  3. For a list of available endpoints, see Service endpoints for Amazon Keyspaces.

Connect to Amazon Keyspaces using the DataStax Node.js driver for Apache Cassandra and the SigV4 authentication plugin

The following section shows how to use the SigV4 authentication plugin for the open-source DataStax Node.js driver for Apache Cassandra to access Amazon Keyspaces (for Apache Cassandra).

If you haven't already done so, create credentials for your IAM user or role following the steps at How to create and configure AWS credentials for Amazon Keyspaces.

Add the Node.js SigV4 authentication plugin to your application from the GitHub repository. The plugin supports version 4.x of the DataStax Node.js driver for Cassandra and depends on the AWS SDK for Node.js. It uses AWSCredentialsProvider to obtain credentials.

$ npm install aws-sigv4-auth-cassandra-plugin --save

This code example shows how to set a Region-specific instance of SigV4AuthProvider as the authentication provider.

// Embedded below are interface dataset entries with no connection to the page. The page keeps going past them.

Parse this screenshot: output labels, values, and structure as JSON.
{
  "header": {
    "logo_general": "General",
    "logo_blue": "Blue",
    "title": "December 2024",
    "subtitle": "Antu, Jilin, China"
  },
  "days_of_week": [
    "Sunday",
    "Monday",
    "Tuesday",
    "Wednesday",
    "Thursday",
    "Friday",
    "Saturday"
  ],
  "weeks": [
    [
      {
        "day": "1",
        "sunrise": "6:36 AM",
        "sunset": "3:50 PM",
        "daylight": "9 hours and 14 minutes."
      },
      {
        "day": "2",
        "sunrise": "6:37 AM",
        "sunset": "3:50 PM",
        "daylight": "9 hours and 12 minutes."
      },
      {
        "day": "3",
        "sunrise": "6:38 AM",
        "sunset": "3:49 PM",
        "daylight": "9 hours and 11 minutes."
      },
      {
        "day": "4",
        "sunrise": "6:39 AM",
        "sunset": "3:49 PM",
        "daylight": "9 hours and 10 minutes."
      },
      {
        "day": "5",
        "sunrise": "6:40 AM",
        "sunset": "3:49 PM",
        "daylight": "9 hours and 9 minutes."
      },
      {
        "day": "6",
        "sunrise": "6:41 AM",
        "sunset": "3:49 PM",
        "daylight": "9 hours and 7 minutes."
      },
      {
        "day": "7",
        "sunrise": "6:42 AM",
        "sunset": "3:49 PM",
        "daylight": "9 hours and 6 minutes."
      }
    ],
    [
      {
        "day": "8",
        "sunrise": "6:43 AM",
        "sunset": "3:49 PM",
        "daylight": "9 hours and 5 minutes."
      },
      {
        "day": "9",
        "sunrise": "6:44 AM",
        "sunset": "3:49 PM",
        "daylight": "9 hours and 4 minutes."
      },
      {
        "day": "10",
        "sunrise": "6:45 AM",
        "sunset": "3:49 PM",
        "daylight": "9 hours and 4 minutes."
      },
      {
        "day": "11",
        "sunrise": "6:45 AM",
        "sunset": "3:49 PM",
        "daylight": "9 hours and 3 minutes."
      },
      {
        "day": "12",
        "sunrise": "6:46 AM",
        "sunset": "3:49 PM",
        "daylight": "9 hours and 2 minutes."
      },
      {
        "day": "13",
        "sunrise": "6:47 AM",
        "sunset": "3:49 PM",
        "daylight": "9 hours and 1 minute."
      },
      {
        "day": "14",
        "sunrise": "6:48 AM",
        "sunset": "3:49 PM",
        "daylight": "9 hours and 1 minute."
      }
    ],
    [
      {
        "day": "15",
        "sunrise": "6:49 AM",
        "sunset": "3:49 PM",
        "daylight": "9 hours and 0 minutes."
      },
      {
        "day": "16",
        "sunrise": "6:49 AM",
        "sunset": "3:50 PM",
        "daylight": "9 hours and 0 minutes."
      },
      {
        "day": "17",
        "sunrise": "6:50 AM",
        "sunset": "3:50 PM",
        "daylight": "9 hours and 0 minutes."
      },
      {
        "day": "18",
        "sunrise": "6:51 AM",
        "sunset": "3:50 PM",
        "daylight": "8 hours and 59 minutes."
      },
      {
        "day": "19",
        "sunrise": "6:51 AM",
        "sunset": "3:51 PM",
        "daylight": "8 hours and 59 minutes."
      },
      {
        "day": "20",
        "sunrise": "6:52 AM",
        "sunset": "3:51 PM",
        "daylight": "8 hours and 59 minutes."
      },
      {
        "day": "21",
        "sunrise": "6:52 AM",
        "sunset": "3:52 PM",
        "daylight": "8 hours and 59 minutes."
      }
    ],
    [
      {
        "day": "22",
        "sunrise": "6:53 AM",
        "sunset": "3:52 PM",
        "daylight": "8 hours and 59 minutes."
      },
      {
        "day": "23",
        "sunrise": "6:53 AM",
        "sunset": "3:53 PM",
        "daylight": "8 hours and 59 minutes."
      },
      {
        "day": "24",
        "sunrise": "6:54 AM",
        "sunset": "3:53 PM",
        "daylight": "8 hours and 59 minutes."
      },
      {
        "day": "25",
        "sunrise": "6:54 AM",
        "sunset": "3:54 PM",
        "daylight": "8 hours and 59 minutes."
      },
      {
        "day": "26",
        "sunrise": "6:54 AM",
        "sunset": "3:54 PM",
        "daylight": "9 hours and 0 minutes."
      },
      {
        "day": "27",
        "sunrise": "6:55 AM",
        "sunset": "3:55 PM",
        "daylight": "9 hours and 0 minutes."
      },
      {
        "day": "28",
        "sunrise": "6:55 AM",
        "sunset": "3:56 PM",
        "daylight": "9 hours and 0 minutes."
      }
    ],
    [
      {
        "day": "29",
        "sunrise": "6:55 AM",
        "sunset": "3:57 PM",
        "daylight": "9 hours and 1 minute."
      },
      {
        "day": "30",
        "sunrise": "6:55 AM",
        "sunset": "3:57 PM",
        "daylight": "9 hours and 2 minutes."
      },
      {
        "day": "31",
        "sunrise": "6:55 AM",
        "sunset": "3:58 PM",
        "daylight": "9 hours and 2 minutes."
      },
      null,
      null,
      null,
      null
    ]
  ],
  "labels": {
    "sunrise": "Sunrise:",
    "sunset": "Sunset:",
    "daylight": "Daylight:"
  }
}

const cassandra = require('cassandra-driver'); const fs = require('fs'); const sigV4 = require('aws-sigv4-auth-cassandra-plugin'); const auth = new sigV4.SigV4AuthProvider({ region: 'us-west-2', accessKeyId:'AKIAIOSFODNN7EXAMPLE', secretAccessKey: 'wJalrXUtnFEMI/K7MDENG/bPxRfiCYEXAMPLEKEY'}); const sslOptions1 = { ca: [ fs.readFileSync('path_to_filecassandra/sf-class2-root.crt', 'utf-8')], host: 'cassandra.us-west-2.amazonaws.com', rejectUnauthorized: true }; const client = new cassandra.Client({ contactPoints: ['cassandra.us-west-2.amazonaws.com'], localDataCenter: 'us-west-2', authProvider: auth, sslOptions: sslOptions1, protocolOptions: { port: 9142 } }); const query = 'SELECT * FROM system_schema.keyspaces'; client.execute(query).then( result => console.log('Row from Keyspaces %s', result.rows[0])) .catch( e=> console.log(`${e}`));

Usage notes:

  1. Replace "path_to_file/sf-class2-root.crt" with the path to the certificate saved in the first step.

  2. Ensure that the accessKeyId and secretAccessKey match the Access Key and Secret Access Key you obtained using AWSCredentialsProvider. For more information, see Setting Credentials in Node.js in the AWS SDK for JavaScript in Node.js.

  3. To store access keys outside of code, see best practices at How to manage access keys for IAM users.

  4. For a list of available endpoints, see Service endpoints for Amazon Keyspaces.